Exercise goal —
Return every line from the records below with the string "color".

Excerpts from a dataset —
□ □ □ □ □

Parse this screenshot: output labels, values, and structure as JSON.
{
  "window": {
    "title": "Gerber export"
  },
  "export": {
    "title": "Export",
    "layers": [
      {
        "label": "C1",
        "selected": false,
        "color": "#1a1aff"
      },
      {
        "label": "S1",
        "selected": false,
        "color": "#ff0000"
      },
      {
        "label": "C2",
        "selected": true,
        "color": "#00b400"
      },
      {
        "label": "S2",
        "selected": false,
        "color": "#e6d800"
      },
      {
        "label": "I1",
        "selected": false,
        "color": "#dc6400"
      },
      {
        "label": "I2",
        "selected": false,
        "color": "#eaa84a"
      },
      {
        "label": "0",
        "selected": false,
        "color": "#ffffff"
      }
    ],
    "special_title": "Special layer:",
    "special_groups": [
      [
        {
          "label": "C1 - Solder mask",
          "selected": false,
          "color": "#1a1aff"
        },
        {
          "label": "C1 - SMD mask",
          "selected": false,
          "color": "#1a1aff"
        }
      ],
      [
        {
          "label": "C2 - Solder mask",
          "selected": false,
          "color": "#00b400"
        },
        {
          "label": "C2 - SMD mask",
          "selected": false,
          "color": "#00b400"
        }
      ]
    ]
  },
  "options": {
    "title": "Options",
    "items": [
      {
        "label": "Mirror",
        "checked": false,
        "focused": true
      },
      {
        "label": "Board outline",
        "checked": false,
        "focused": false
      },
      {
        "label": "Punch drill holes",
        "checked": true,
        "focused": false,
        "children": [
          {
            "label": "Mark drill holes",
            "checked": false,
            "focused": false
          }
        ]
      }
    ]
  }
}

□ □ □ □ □

Answer to this problem —
        "color": "#1a1aff"
        "color": "#ff0000"
        "color": "#00b400"
        "color": "#e6d800"
        "color": "#dc6400"
        "color": "#eaa84a"
        "color": "#ffffff"
          "color": "#1a1aff"
          "color": "#1a1aff"
          "color": "#00b400"
          "color": "#00b400"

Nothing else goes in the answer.